Conservative Treatment Of A Circumscribed Perforation Of A Stomach Ulcer Into The Bursa Omentum Cavity
V Gavrilov, K Chuenkov
circumscribed perforation, conservative treatment, medicine, omentum bursa, stomach ulcer
V Gavrilov, K Chuenkov. Conservative Treatment Of A Circumscribed Perforation Of A Stomach Ulcer Into The Bursa Omentum Cavity. The Internet Journal of Gastroenterology. 1999 Volume 1 Number 1.
A case of intrabdominal abscess resulting from a ulcer perforation is reported. Conservative treatment was successful.
A 49 years old patient came to a doctor on the 5-th day of intensive pain in epigastrium. An endoscopy detected an ulcer on the small curvature of the upper third of the stomach. It was 3 cm in diameter, with undermined edges, and the deep bottom covered with fibrinous layers. Hyperemia, edema and infiltration in the area of the small curvature were also detected. There was not any cytological evidence of malignancy. The patient was hospitalized.
Anti-ulcerous treatment was started. The peripheral blood test revealed a strong decrease of the hemoglobin value to 6.7 g/dl and blood erythrocytes 2.4 x 1012/l. The pancreas ultrasonography did not reveal any pathology. On day 7, the stomach X-ray detected an accumulation of the contrast substance in the region of the small curvature.

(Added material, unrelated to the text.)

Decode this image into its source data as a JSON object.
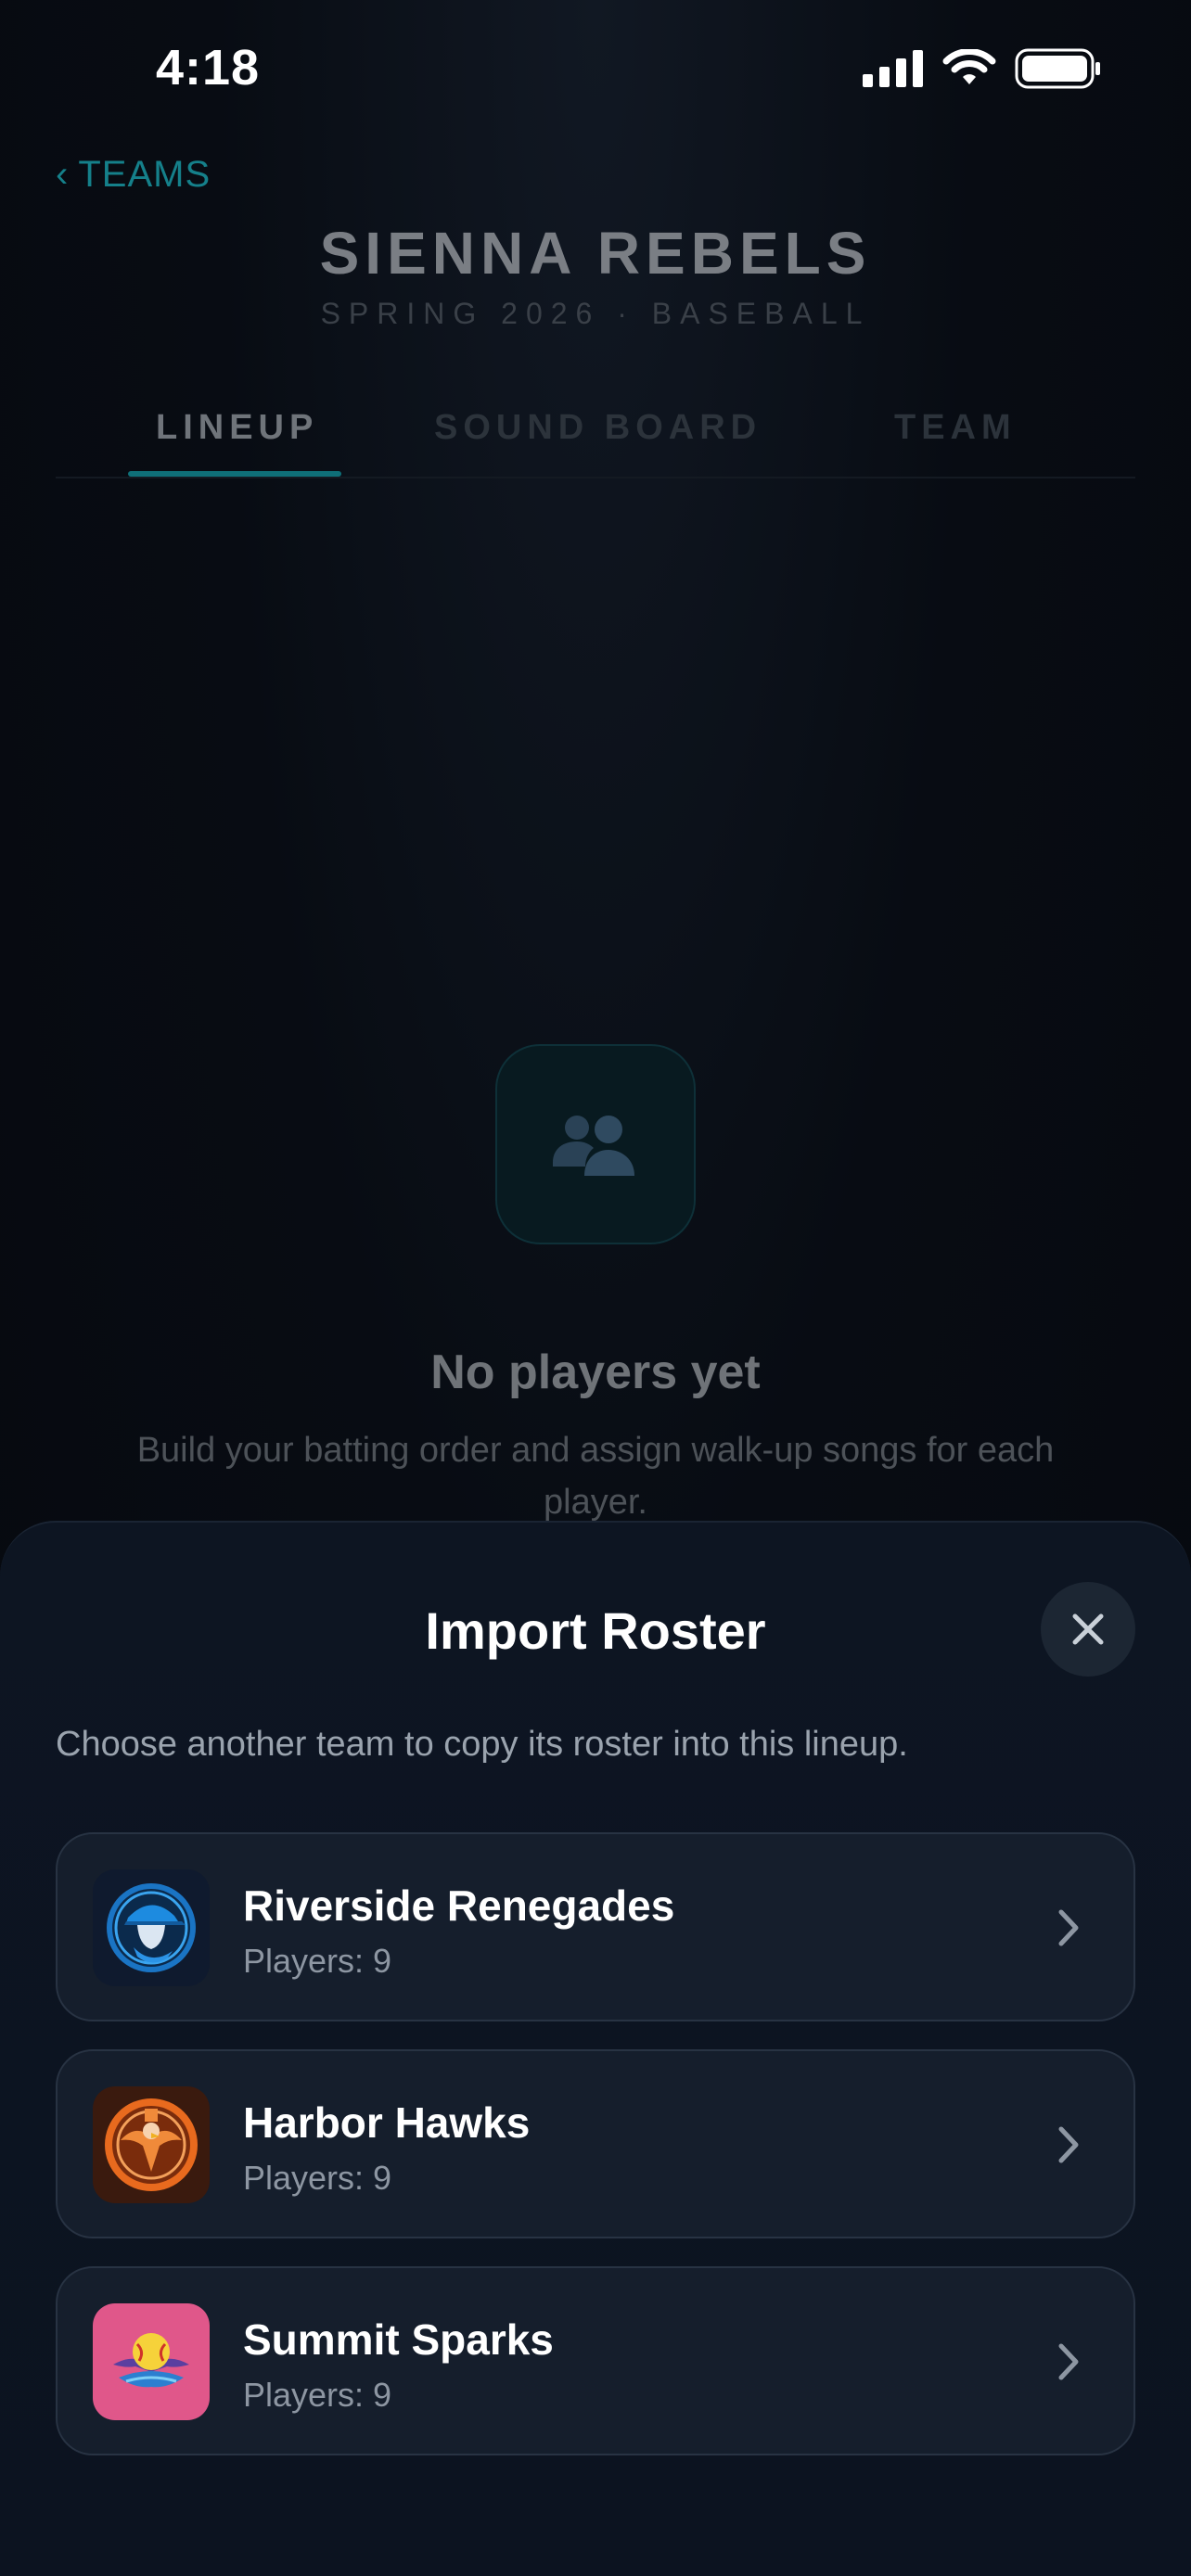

The fluid collection reached into the bursa omentum with a narrow sinuous course ending into a “cul-de-sac” measuring 9 x 3 x 3 cm in size. A horizontal level of a liquid could be detected (see Photo 1).

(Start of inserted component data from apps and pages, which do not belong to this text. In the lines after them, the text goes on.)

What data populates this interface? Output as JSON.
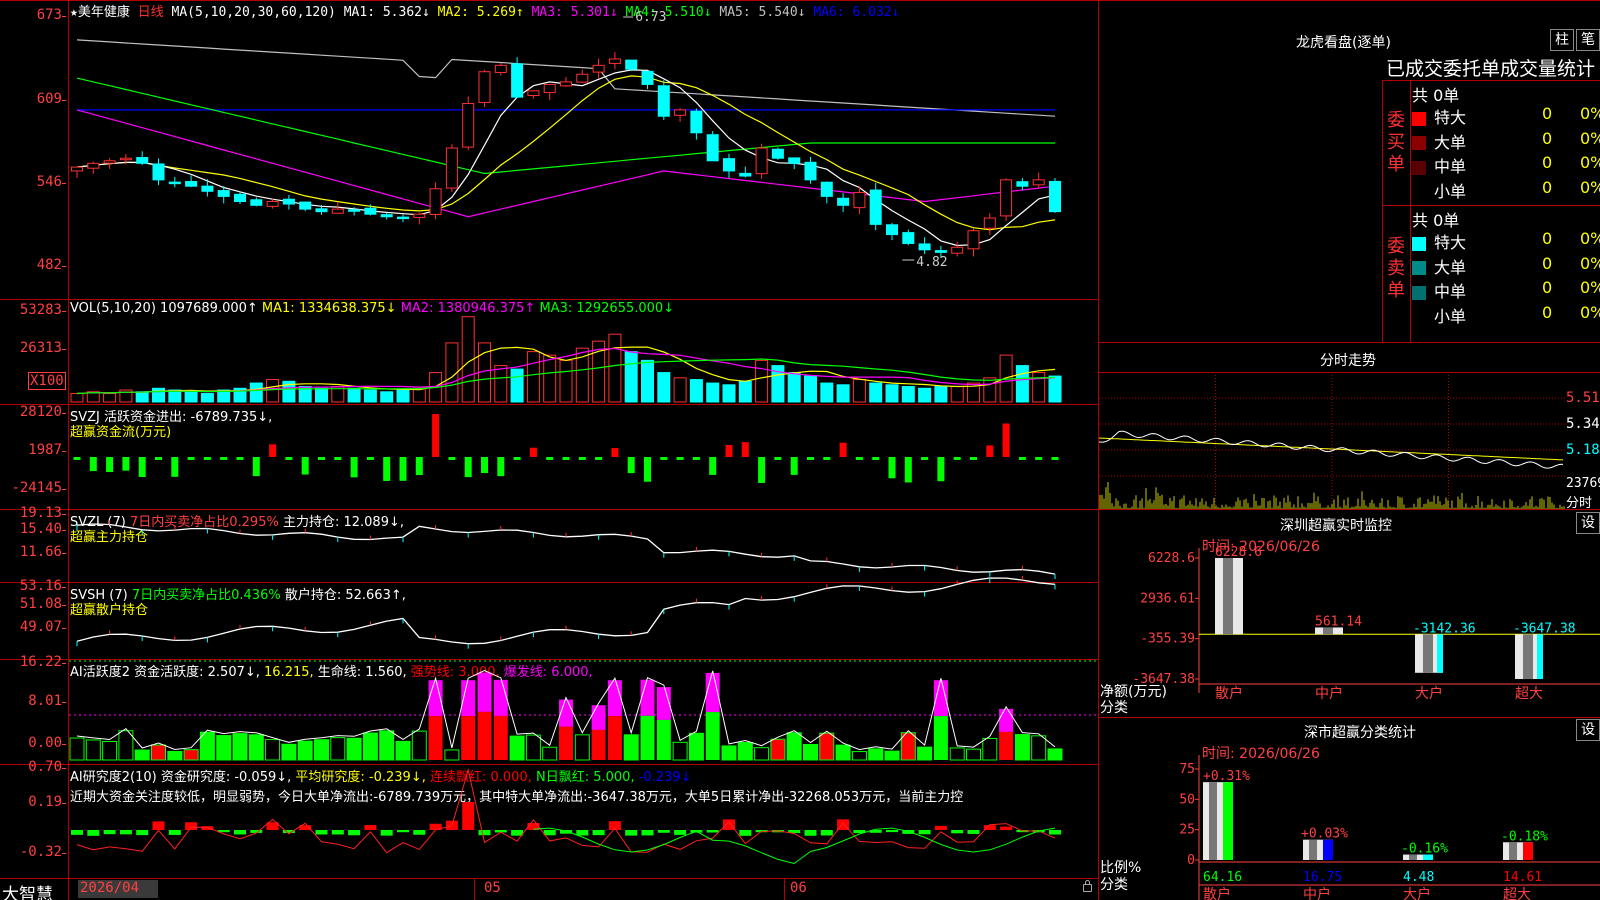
{
  "header": {
    "star": "★",
    "stock_name": "美年健康",
    "period": "日线",
    "ma_params": "MA(5,10,20,30,60,120)",
    "ma_items": [
      {
        "label": "MA1: 5.362↓",
        "color": "#ffffff"
      },
      {
        "label": "MA2: 5.269↑",
        "color": "#ffff00"
      },
      {
        "label": "MA3: 5.301↓",
        "color": "#ff00ff"
      },
      {
        "label": "MA4: 5.510↓",
        "color": "#00ff00"
      },
      {
        "label": "MA5: 5.540↓",
        "color": "#c0c0c0"
      },
      {
        "label": "MA6: 6.032↓",
        "color": "#0000ff"
      }
    ],
    "high_mark": "6.73",
    "low_mark": "4.82"
  },
  "price_axis": [
    "673",
    "609",
    "546",
    "482"
  ],
  "vol": {
    "header": [
      {
        "t": "VOL(5,10,20)",
        "c": "#ffffff"
      },
      {
        "t": "1097689.000↑",
        "c": "#ffffff"
      },
      {
        "t": "MA1: 1334638.375↓",
        "c": "#ffff00"
      },
      {
        "t": "MA2: 1380946.375↑",
        "c": "#ff00ff"
      },
      {
        "t": "MA3: 1292655.000↓",
        "c": "#00ff00"
      }
    ],
    "axis": [
      "53283",
      "26313"
    ],
    "unit": "X100"
  },
  "svzj": {
    "header": [
      {
        "t": "SVZJ  活跃资金进出: -6789.735↓,",
        "c": "#ffffff"
      }
    ],
    "title": "超赢资金流(万元)",
    "axis": [
      "28120",
      "1987",
      "-24145"
    ]
  },
  "svzl": {
    "header": [
      {
        "t": "SVZL (7)",
        "c": "#ffffff"
      },
      {
        "t": "7日内买卖净占比0.295%",
        "c": "#ff4040"
      },
      {
        "t": "主力持仓: 12.089↓,",
        "c": "#ffffff"
      }
    ],
    "title": "超赢主力持仓",
    "axis": [
      "19.13",
      "15.40",
      "11.66"
    ]
  },
  "svsh": {
    "header": [
      {
        "t": "SVSH (7)",
        "c": "#ffffff"
      },
      {
        "t": "7日内买卖净占比0.436%",
        "c": "#00ff00"
      },
      {
        "t": "散户持仓: 52.663↑,",
        "c": "#ffffff"
      }
    ],
    "title": "超赢散户持仓",
    "axis": [
      "53.16",
      "51.08",
      "49.07"
    ]
  },
  "ai1": {
    "header": [
      {
        "t": "AI活跃度2",
        "c": "#ffffff"
      },
      {
        "t": "资金活跃度: 2.507↓,",
        "c": "#ffffff"
      },
      {
        "t": "16.215,",
        "c": "#ffff00"
      },
      {
        "t": "生命线: 1.560,",
        "c": "#ffffff"
      },
      {
        "t": "强势线: 3.000,",
        "c": "#ff0000"
      },
      {
        "t": "爆发线: 6.000,",
        "c": "#ff00ff"
      }
    ],
    "axis": [
      "16.22",
      "8.01",
      "0.00"
    ]
  },
  "ai2": {
    "header": [
      {
        "t": "AI研究度2(10)",
        "c": "#ffffff"
      },
      {
        "t": "资金研究度: -0.059↓,",
        "c": "#ffffff"
      },
      {
        "t": "平均研究度: -0.239↓,",
        "c": "#ffff00"
      },
      {
        "t": "连续飘红: 0.000,",
        "c": "#ff0000"
      },
      {
        "t": "N日飘红: 5.000,",
        "c": "#00ff00"
      },
      {
        "t": "-0.239↓",
        "c": "#0000ff"
      }
    ],
    "comment": "近期大资金关注度较低，明显弱势，今日大单净流出:-6789.739万元，其中特大单净流出:-3647.38万元，大单5日累计净出-32268.053万元，当前主力控",
    "axis": [
      "0.70",
      "0.19",
      "-0.32"
    ]
  },
  "footer": {
    "brand": "大智慧",
    "dates": [
      "2026/04",
      "05",
      "06"
    ],
    "lock_icon": "lock-icon"
  },
  "right": {
    "title": "龙虎看盘(逐单)",
    "btn_bar": "柱",
    "btn_pen": "笔",
    "ob_title": "已成交委托单成交量统计",
    "buy_label": "委买单",
    "sell_label": "委卖单",
    "buy_total": "共 0单",
    "sell_total": "共 0单",
    "buy_rows": [
      {
        "name": "特大",
        "v": "0",
        "p": "0%",
        "color": "#ff0000"
      },
      {
        "name": "大单",
        "v": "0",
        "p": "0%",
        "color": "#8b0000"
      },
      {
        "name": "中单",
        "v": "0",
        "p": "0%",
        "color": "#5a0000"
      },
      {
        "name": "小单",
        "v": "0",
        "p": "0%",
        "color": ""
      }
    ],
    "sell_rows": [
      {
        "name": "特大",
        "v": "0",
        "p": "0%",
        "color": "#00ffff"
      },
      {
        "name": "大单",
        "v": "0",
        "p": "0%",
        "color": "#008b8b"
      },
      {
        "name": "中单",
        "v": "0",
        "p": "0%",
        "color": "#007070"
      },
      {
        "name": "小单",
        "v": "0",
        "p": "0%",
        "color": ""
      }
    ],
    "intraday_title": "分时走势",
    "intraday_axis": [
      "5.51",
      "5.34",
      "5.18"
    ],
    "intraday_vol": "23769",
    "intraday_unit": "分时",
    "sz_title": "深圳超赢实时监控",
    "sz_btn": "设",
    "sz_time": "时间: 2026/06/26",
    "sz_axis": [
      "6228.6",
      "2936.61",
      "-355.39",
      "-3647.38"
    ],
    "sz_ylabel": "净额(万元)",
    "sz_xlabel": "分类",
    "sz_bars": [
      {
        "name": "散户",
        "value": 6228.6,
        "label": "6228.6"
      },
      {
        "name": "中户",
        "value": 561.14,
        "label": "561.14"
      },
      {
        "name": "大户",
        "value": -3142.36,
        "label": "-3142.36"
      },
      {
        "name": "超大",
        "value": -3647.38,
        "label": "-3647.38"
      }
    ],
    "cls_title": "深市超赢分类统计",
    "cls_btn": "设",
    "cls_time": "时间: 2026/06/26",
    "cls_axis": [
      "75",
      "50",
      "25",
      "0"
    ],
    "cls_ylabel": "比例%",
    "cls_xlabel": "分类",
    "cls_bars": [
      {
        "name": "散户",
        "value": 64.16,
        "label": "64.16",
        "delta": "+0.31%",
        "color": "#00ff00"
      },
      {
        "name": "中户",
        "value": 16.75,
        "label": "16.75",
        "delta": "+0.03%",
        "color": "#0000ff"
      },
      {
        "name": "大户",
        "value": 4.48,
        "label": "4.48",
        "delta": "-0.16%",
        "color": "#00ffff"
      },
      {
        "name": "超大",
        "value": 14.61,
        "label": "14.61",
        "delta": "-0.18%",
        "color": "#ff0000"
      }
    ]
  }
}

On day 9, a second endoscopy revealed a fistulous hole with a large amount of pus entering the bottom of the ulcer. The ulcer was cleared from fibrin. The attempt to drain the purulent cavity via a nasogastric tube was not successful. The catheter could not be held long enough in the correct area. The results of the examination described above gave grounds to assume that the abscess was due to ulcer perforation. The absence of sepsis and peritonitis, and the decrease of pain, led us to the decision to continue conservative treatment.

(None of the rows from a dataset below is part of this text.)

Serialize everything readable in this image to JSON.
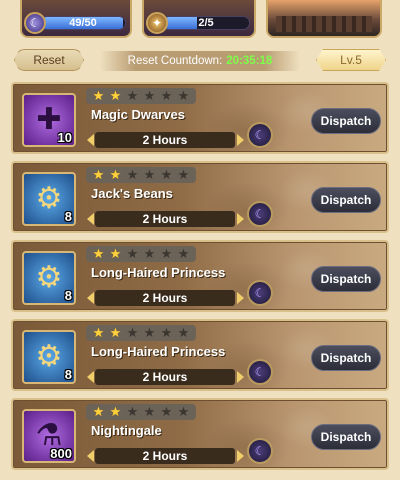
{
  "resources": [
    {
      "value": "49/50",
      "fill": 0.98,
      "icon": "moon-orb-icon"
    },
    {
      "value": "2/5",
      "fill": 0.4,
      "icon": "gold-orb-icon"
    }
  ],
  "controls": {
    "reset_label": "Reset",
    "countdown_label": "Reset Countdown:",
    "countdown_time": "20:35:18",
    "level_label": "Lv.5"
  },
  "missions": [
    {
      "name": "Magic Dwarves",
      "stars": 2,
      "max_stars": 6,
      "duration": "2 Hours",
      "reward_count": "10",
      "reward_type": "puzzle-piece",
      "reward_color": "purple",
      "dispatch_label": "Dispatch"
    },
    {
      "name": "Jack's Beans",
      "stars": 2,
      "max_stars": 6,
      "duration": "2 Hours",
      "reward_count": "8",
      "reward_type": "gear",
      "reward_color": "blue",
      "dispatch_label": "Dispatch"
    },
    {
      "name": "Long-Haired Princess",
      "stars": 2,
      "max_stars": 6,
      "duration": "2 Hours",
      "reward_count": "8",
      "reward_type": "gear",
      "reward_color": "blue",
      "dispatch_label": "Dispatch"
    },
    {
      "name": "Long-Haired Princess",
      "stars": 2,
      "max_stars": 6,
      "duration": "2 Hours",
      "reward_count": "8",
      "reward_type": "gear",
      "reward_color": "blue",
      "dispatch_label": "Dispatch"
    },
    {
      "name": "Nightingale",
      "stars": 2,
      "max_stars": 6,
      "duration": "2 Hours",
      "reward_count": "800",
      "reward_type": "potion",
      "reward_color": "purple",
      "dispatch_label": "Dispatch"
    }
  ]
}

After 20 days of the treatment a scar developed in the area of the former ulcer and the infiltration decreased. The fistulography showed that the abscess cavity had decreased three times in size.
The patient was discharged and seen as an outpatient. After two months, a control endoscopy showed that the ulcer had closed completely. The stomach roentgenoscopy did not reveal any contrast accumulation. Ultrasonography did not detect any traces of liquid accumulation where the abscess had previously developed and did not detect any other pathology. The patient recovered.
We have not found any description of similar clinical observations in the literature. It is our opinion that conservative treatment of complications of a peptic stomach ulcer is possible and can be effective if a patient has no peritonitis symptoms.